**EXERCISE PROMPT**
The following listing has lines to check for the word "likes"; give only the number of lines that contain it.
=== Section Start ===
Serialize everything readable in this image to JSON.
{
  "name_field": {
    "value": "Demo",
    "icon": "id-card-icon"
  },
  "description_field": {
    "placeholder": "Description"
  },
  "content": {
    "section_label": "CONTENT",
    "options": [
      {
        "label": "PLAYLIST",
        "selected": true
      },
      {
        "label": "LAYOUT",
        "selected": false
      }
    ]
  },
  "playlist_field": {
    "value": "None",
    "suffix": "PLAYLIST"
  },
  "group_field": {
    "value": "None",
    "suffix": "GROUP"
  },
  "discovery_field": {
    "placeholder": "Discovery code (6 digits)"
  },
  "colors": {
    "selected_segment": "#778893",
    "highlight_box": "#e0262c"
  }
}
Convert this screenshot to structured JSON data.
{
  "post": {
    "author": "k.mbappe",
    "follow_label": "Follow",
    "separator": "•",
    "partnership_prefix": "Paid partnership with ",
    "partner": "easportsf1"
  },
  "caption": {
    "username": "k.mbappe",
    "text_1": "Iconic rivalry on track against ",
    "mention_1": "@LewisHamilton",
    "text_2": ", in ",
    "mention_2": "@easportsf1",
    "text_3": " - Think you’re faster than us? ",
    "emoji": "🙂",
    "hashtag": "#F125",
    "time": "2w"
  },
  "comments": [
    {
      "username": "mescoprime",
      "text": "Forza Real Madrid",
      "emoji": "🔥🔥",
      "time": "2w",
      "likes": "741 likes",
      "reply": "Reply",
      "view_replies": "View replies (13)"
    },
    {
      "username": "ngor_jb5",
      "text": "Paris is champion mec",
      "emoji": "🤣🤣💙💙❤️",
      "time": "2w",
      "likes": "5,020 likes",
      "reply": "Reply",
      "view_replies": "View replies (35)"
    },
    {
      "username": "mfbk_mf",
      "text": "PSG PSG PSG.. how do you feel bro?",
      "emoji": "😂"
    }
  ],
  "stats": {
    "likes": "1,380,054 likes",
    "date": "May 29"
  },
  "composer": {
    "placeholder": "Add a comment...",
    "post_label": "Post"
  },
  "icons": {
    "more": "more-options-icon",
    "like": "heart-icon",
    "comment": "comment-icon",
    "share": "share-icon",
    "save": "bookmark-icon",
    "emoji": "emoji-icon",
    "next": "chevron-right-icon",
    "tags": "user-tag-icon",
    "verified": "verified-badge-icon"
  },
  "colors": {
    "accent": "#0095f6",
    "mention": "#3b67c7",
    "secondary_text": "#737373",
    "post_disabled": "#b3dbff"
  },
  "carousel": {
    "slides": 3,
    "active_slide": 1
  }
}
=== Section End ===
**OUTPUT FOR THIS EXERCISE**
3